Skrillex's Hook-inspired Bangarang is £5.99 on iTunes but a mere £3.99 from Google. Alternatively, if like CNET UK's editor Jason Jenkins, you're a Tom Jones fan, you'll find his Greatest Hits Rediscovered for two quid less on iTunes, at £7.99 compared to Google's £9.99.

If you want to discover new stuff, your music generates suggestions -- looking at my copy of Muse's album The Resistance, Google suggested similar artists including The Bravery, Silversun Pickups and a genuine personal favourite of mine, Placebo. Good work. You get a decent one-minute preview on every track too.

Some releases seem confusingly mis-filed as albums when they're strictly not -- but iTunes does this too. Placebo's singles are either £1.29 or 79p, but their 'albums' are actually three-track single releases or five-track EPs, and come in at anything from £1.49 to £4.49. Their full albums are not offered.

Generally I found Google Play to be significantly cheaper than iTunes, but slightly less well organised and with a smaller selection. With a more obscure band, such as proggish noise-scapers Godspeed You! Black Emperor, iTunes had their entire back catalogue, whereas Google has only one album (which was a third of the price). Bearing in mind iTunes' horrifically bloated program, however, I'd take Google Play every single time.

With a piece of software imaginatively named Music Manager, Google stores up to 20,000 of your songs and lets you listen to them on any online computer or Android device running version 2.2 or later. Unlike iTunes' clunky client, Music Manager is a tiny thing that sits in your taskbar and only manages music syncing -- your music is displayed and played in your browser.

When you download Music Manager it scans iTunes, Windows Media Player and your My Music folder. It can include podcasts if you like, and handily there's an option to automatically upload songs that you add to iTunes in the future. It didn't seem to upload iTunes playlists, however.

Another neat touch is that it uploads your favourite songs first by analysing your most played, recently played and highest rated tracks. You can start listening to them while it uploads the rest.

It's integrated with Google+ too -- in auto playlists, you can see tracks recommended by people you follow on Google's social network. Only two of the 146 people I follow had shared anything, and one of them works for Google. Still, early days!

Its Android app is pretty sharp. I downloaded it from the Google Play store and was listening to my synced music in seconds, streamed over Wi-Fi (it paused the music playing on my computer). You can pin music to your device for offline listening too. The official app isn't available for iPhone, but unofficial apps can access your synced music for the same service.

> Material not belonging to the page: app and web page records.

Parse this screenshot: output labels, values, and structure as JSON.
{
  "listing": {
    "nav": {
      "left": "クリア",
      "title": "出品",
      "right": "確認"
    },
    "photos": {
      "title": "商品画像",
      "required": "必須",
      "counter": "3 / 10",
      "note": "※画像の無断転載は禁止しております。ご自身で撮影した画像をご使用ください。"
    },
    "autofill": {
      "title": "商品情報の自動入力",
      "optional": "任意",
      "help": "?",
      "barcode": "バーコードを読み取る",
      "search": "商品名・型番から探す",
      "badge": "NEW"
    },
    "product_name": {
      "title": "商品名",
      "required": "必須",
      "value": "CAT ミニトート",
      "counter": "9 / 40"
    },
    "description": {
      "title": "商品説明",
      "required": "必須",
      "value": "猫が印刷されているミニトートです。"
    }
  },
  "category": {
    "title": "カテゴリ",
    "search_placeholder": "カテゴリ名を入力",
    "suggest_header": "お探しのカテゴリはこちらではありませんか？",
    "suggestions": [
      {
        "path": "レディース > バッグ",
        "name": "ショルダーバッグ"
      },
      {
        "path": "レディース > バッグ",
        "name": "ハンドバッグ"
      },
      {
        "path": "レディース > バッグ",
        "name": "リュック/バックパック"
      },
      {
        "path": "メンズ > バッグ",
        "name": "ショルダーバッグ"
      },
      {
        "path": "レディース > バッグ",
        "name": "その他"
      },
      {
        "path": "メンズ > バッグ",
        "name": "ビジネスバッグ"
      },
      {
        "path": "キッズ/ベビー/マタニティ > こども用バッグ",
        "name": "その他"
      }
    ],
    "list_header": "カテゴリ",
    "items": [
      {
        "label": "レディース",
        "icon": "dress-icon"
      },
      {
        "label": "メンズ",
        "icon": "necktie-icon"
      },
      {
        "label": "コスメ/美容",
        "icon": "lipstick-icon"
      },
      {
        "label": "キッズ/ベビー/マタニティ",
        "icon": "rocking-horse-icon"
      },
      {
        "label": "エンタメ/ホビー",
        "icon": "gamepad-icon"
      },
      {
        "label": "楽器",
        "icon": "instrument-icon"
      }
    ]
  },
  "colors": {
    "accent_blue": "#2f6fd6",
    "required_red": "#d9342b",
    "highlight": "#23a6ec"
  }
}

Have you used Google Play to buy music yet? What do you make of its approach to storing your tunes? Are there better, cheaper legal alternatives to Google and iTunes? Generate feedback in the comments below, or make some noise on our Facebook page.